Get Proper Training
Before you even think about hitting the road, the most crucial step in learning to ride a motorcycle is to get proper training. This typically involves enrolling in a beginner’s motorcycle riding course. Such courses cover the basics of motorcycle operation, safety practices, and road rules. Rider education courses are offered by various organizations, including the Motorcycle Safety Foundation (MSF) in the United States. These courses not only provide valuable hands-on experience but also may offer benefits such as insurance discounts and help in obtaining your motorcycle license.
Understand Motorcycle Controls
Motorcycles have a unique set of controls compared to other vehicles. Familiarizing yourself with the motorcycle’s layout and how each control functions is essential:
- Throttle: Manages engine speed and acceleration.
- Gears: Most motorcycles have a manual transmission operated by a foot lever and a hand clutch.
- Brakes: Motorcycles have separate brakes for the front and rear wheels.
- Indicators and Lights: Essential for visibility and communication with other road users.
This knowledge is critical for safe operation and must be second nature before riding on public roads.
Mastering Balance and Coordination
Motorcycles demand a good deal of balance and coordination. Start by practicing on a stationary bike to get a feel for keeping your balance with both feet on the pegs. Once comfortable, you can move on to low-speed maneuvering in a safe, traffic-free area. Here, you’ll learn how to coordinate the clutch and throttle, steer the bike, and use both brakes effectively. Skills like counterbalancing and leaning through turns will eventually become core components of your riding abilities.
Practice Defensive Riding
Motorcyclists are more vulnerable to road hazards and accidents than car drivers. Hence, it’s essential to practice defensive riding.
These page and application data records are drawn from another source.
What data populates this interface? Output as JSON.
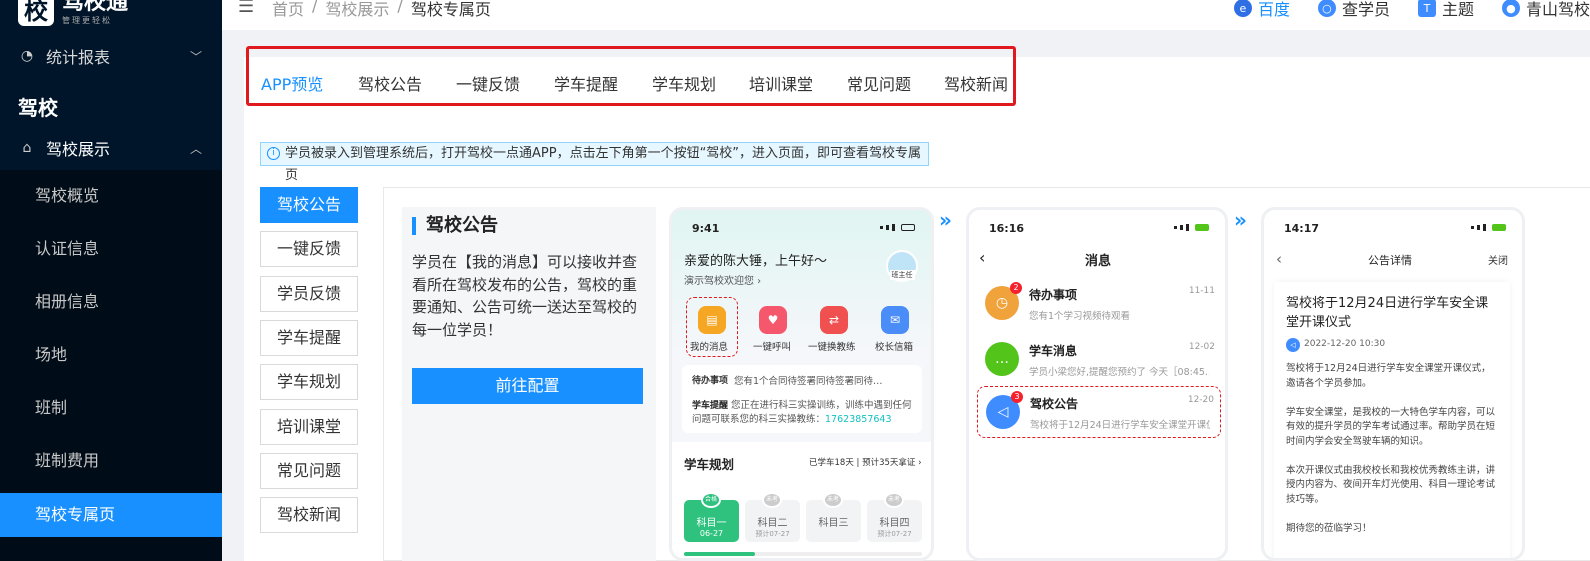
{
  "sidebar": {
    "logo_char": "校",
    "logo_name": "驾校通",
    "logo_slogan": "管理更轻松",
    "stats_menu": "统计报表",
    "group_label": "驾校",
    "school_menu": "驾校展示",
    "items": [
      "驾校概览",
      "认证信息",
      "相册信息",
      "场地",
      "班制",
      "班制费用",
      "驾校专属页"
    ]
  },
  "topbar": {
    "breadcrumb": [
      "首页",
      "驾校展示",
      "驾校专属页"
    ],
    "links": [
      {
        "label": "百度",
        "icon": "browser-icon"
      },
      {
        "label": "查学员",
        "icon": "search-student-icon"
      },
      {
        "label": "主题",
        "icon": "shirt-icon"
      },
      {
        "label": "青山驾校",
        "icon": "user-icon"
      }
    ]
  },
  "tabs": [
    "APP预览",
    "驾校公告",
    "一键反馈",
    "学车提醒",
    "学车规划",
    "培训课堂",
    "常见问题",
    "驾校新闻"
  ],
  "notice": "学员被录入到管理系统后，打开驾校一点通APP，点击左下角第一个按钮“驾校”，进入页面，即可查看驾校专属页",
  "vertical_tabs": [
    "驾校公告",
    "一键反馈",
    "学员反馈",
    "学车提醒",
    "学车规划",
    "培训课堂",
    "常见问题",
    "驾校新闻"
  ],
  "desc": {
    "title": "驾校公告",
    "text": "学员在【我的消息】可以接收并查看所在驾校发布的公告，驾校的重要通知、公告可统一送达至驾校的每一位学员！",
    "button": "前往配置"
  },
  "phone1": {
    "time": "9:41",
    "greeting": "亲爱的陈大锤，上午好～",
    "welcome": "演示驾校欢迎您 ›",
    "avatar_label": "班主任",
    "icons": [
      "我的消息",
      "一键呼叫",
      "一键换教练",
      "校长信箱"
    ],
    "todo_tag": "待办事项",
    "todo_text": "您有1个合同待签署同待签署同待…",
    "remind_tag": "学车提醒",
    "remind_text": "您正在进行科三实操训练，训练中遇到任何问题可联系您的科三实操教练：",
    "remind_phone": "17623857643",
    "plan_title": "学车规划",
    "plan_meta": "已学车18天 | 预计35天拿证 ›",
    "subjects": [
      {
        "badge": "合格",
        "name": "科目一",
        "date": "06-27"
      },
      {
        "badge": "未考",
        "name": "科目二",
        "date": "预计07-27"
      },
      {
        "badge": "未考",
        "name": "科目三",
        "date": ""
      },
      {
        "badge": "未考",
        "name": "科目四",
        "date": "预计07-27"
      }
    ]
  },
  "phone2": {
    "time": "16:16",
    "title": "消息",
    "messages": [
      {
        "title": "待办事项",
        "date": "11-11",
        "sub": "您有1个学习视频待观看",
        "badge": "2",
        "color": "#f0a23b"
      },
      {
        "title": "学车消息",
        "date": "12-02",
        "sub": "学员小梁您好,提醒您预约了 今天［08:45...",
        "badge": "",
        "color": "#52c41a"
      },
      {
        "title": "驾校公告",
        "date": "12-20",
        "sub": "驾校将于12月24日进行学车安全课堂开课仪式",
        "badge": "3",
        "color": "#3f8cff"
      }
    ]
  },
  "phone3": {
    "time": "14:17",
    "title": "公告详情",
    "close": "关闭",
    "heading": "驾校将于12月24日进行学车安全课堂开课仪式",
    "date": "2022-12-20 10:30",
    "paragraphs": [
      "驾校将于12月24日进行学车安全课堂开课仪式，邀请各个学员参加。",
      "学车安全课堂，是我校的一大特色学车内容，可以有效的提升学员的学车考试通过率。帮助学员在短时间内学会安全驾驶车辆的知识。",
      "本次开课仪式由我校校长和我校优秀教练主讲，讲授内内容为、夜间开车灯光使用、科目一理论考试技巧等。",
      "期待您的莅临学习！"
    ]
  },
  "colors": {
    "primary": "#1890ff",
    "sidebar": "#001529",
    "highlight": "#e0191f"
  }
}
This includes:
- Expecting the unexpected and being prepared for evasive maneuvers.
- Keeping a safe following distance from vehicles in front.
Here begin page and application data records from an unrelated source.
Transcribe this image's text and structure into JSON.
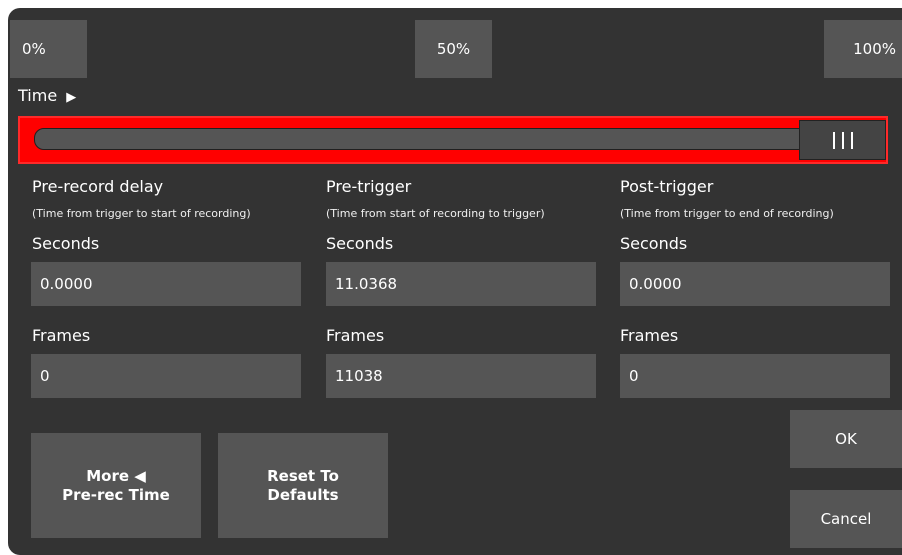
{
  "presets": {
    "zero": "0%",
    "fifty": "50%",
    "hundred": "100%"
  },
  "time_label": "Time",
  "time_arrow": "▶",
  "slider": {
    "value_fraction": 1.0,
    "grip_glyph": "|||",
    "accent_color": "#ff0000"
  },
  "columns": [
    {
      "title": "Pre-record delay",
      "subtitle": "(Time from trigger to start of recording)",
      "seconds_label": "Seconds",
      "seconds_value": "0.0000",
      "frames_label": "Frames",
      "frames_value": "0"
    },
    {
      "title": "Pre-trigger",
      "subtitle": "(Time from start of recording to trigger)",
      "seconds_label": "Seconds",
      "seconds_value": "11.0368",
      "frames_label": "Frames",
      "frames_value": "11038"
    },
    {
      "title": "Post-trigger",
      "subtitle": "(Time from trigger to end of recording)",
      "seconds_label": "Seconds",
      "seconds_value": "0.0000",
      "frames_label": "Frames",
      "frames_value": "0"
    }
  ],
  "buttons": {
    "more_line1": "More ◀",
    "more_line2": "Pre-rec Time",
    "reset_line1": "Reset To",
    "reset_line2": "Defaults",
    "ok": "OK",
    "cancel": "Cancel"
  }
}
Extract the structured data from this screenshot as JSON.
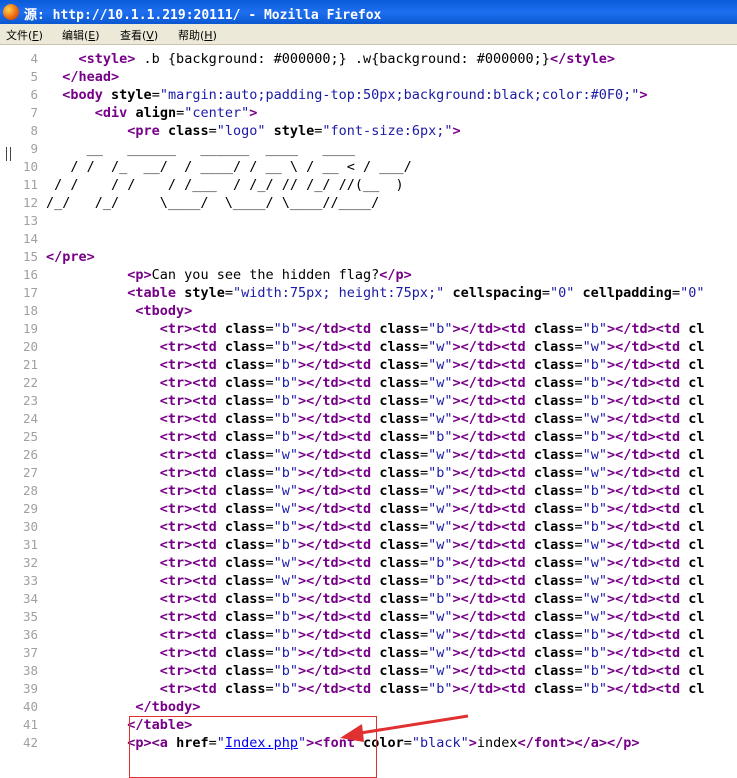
{
  "window": {
    "title": "源: http://10.1.1.219:20111/ - Mozilla Firefox"
  },
  "menu": {
    "items": [
      {
        "label": "文件(",
        "key": "F",
        "suffix": ")"
      },
      {
        "label": "编辑(",
        "key": "E",
        "suffix": ")"
      },
      {
        "label": "查看(",
        "key": "V",
        "suffix": ")"
      },
      {
        "label": "帮助(",
        "key": "H",
        "suffix": ")"
      }
    ]
  },
  "source": {
    "line_numbers": [
      "4",
      "5",
      "6",
      "7",
      "8",
      "9",
      "10",
      "11",
      "12",
      "13",
      "14",
      "15",
      "16",
      "17",
      "18",
      "19",
      "20",
      "21",
      "22",
      "23",
      "24",
      "25",
      "26",
      "27",
      "28",
      "29",
      "30",
      "31",
      "32",
      "33",
      "34",
      "35",
      "36",
      "37",
      "38",
      "39",
      "40",
      "41",
      "42"
    ],
    "head_lines": [
      "    <style> .b {background: #000000;} .w{background: #000000;}</style>",
      "  </head>",
      "  <body style=\"margin:auto;padding-top:50px;background:black;color:#0F0;\">",
      "      <div align=\"center\">",
      "          <pre class=\"logo\" style=\"font-size:6px;\">"
    ],
    "ascii_art": [
      "  __   ______   ______  ____   ____",
      " / /  /_  __/  / ____/ / __ \\ / __ < / ___/",
      "/ /    / /    / /___  / /_/ // /_/ //(__  )",
      "/_/   /_/     \\____/  \\____/ \\____//____/"
    ],
    "pre_close": "</pre>",
    "p_text": "Can you see the hidden flag?",
    "table_open": "<table style=\"width:75px; height:75px;\" cellspacing=\"0\" cellpadding=\"0\"",
    "tbody_open": "<tbody>",
    "rows": [
      [
        "b",
        "b",
        "b"
      ],
      [
        "b",
        "w",
        "w"
      ],
      [
        "b",
        "w",
        "b"
      ],
      [
        "b",
        "w",
        "b"
      ],
      [
        "b",
        "w",
        "b"
      ],
      [
        "b",
        "w",
        "w"
      ],
      [
        "b",
        "b",
        "b"
      ],
      [
        "w",
        "w",
        "w"
      ],
      [
        "b",
        "b",
        "w"
      ],
      [
        "w",
        "w",
        "b"
      ],
      [
        "w",
        "w",
        "b"
      ],
      [
        "b",
        "w",
        "b"
      ],
      [
        "b",
        "w",
        "w"
      ],
      [
        "w",
        "b",
        "w"
      ],
      [
        "w",
        "b",
        "w"
      ],
      [
        "b",
        "b",
        "w"
      ],
      [
        "b",
        "w",
        "w"
      ],
      [
        "b",
        "w",
        "b"
      ],
      [
        "b",
        "w",
        "b"
      ],
      [
        "b",
        "w",
        "b"
      ],
      [
        "b",
        "b",
        "b"
      ]
    ],
    "tbody_close": "</tbody>",
    "table_close": "</table>",
    "link_href": "Index.php",
    "link_font_color": "black",
    "link_text": "index"
  },
  "annotation": {
    "box_color": "#e03030",
    "arrow_color": "#e03030"
  }
}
- Scanning the road ahead for potential hazards such as debris, potholes, or slick surfaces.
- Staying visible to other motorists by using your lights and wearing reflective gear.
- Communicating with other drivers through appropriate signals and positioning.
Defensive riding is not just a skill but a mindset that enhances safety and confidence on the road.
Wear the Right Gear
Wearing the appropriate gear is paramount in protecting yourself. Never compromise on:
- Helmet: Make sure it meets safety standards and fits properly.
- Jacket and Pants: Opt for abrasion-resistant materials like leather or specialized synthetic fabrics.
- Gloves: They protect your hands and improve grip.
- Boots: Should be sturdy, have ankle protection, and provide good grip on the pavement.
- Eye Protection: In the event your helmet doesn’t have a visor, use goggles or glasses.
It is advisable to invest in gear with built-in armor for extra protection.
Consistent Practice and Patience
Riding a motorcycle proficiently takes consistent practice and patience. Start slowly, learning one skill at a time, and practice these skills until confident. As you accumulate riding experience under various conditions, such as different weather, terrains, and traffic scenarios, your proficiency will grow. Remember, even seasoned riders can find something new to learn, so keeping an open mind and a willingness to improve is beneficial.
Obtaining Your Motorcycle License
After training and sufficient practice, the next step is to obtain your motorcycle license. This typically involves a written test to assess your knowledge of road rules and safety, along with a practical test of your riding skills. Requirements may vary depending on your location, so be sure to check the specifics with your local department of motor vehicles.
Remember, learning to ride a motorcycle is an exciting journey, but safety should always come first. Take your time, respect the learning process, and enjoy the ride.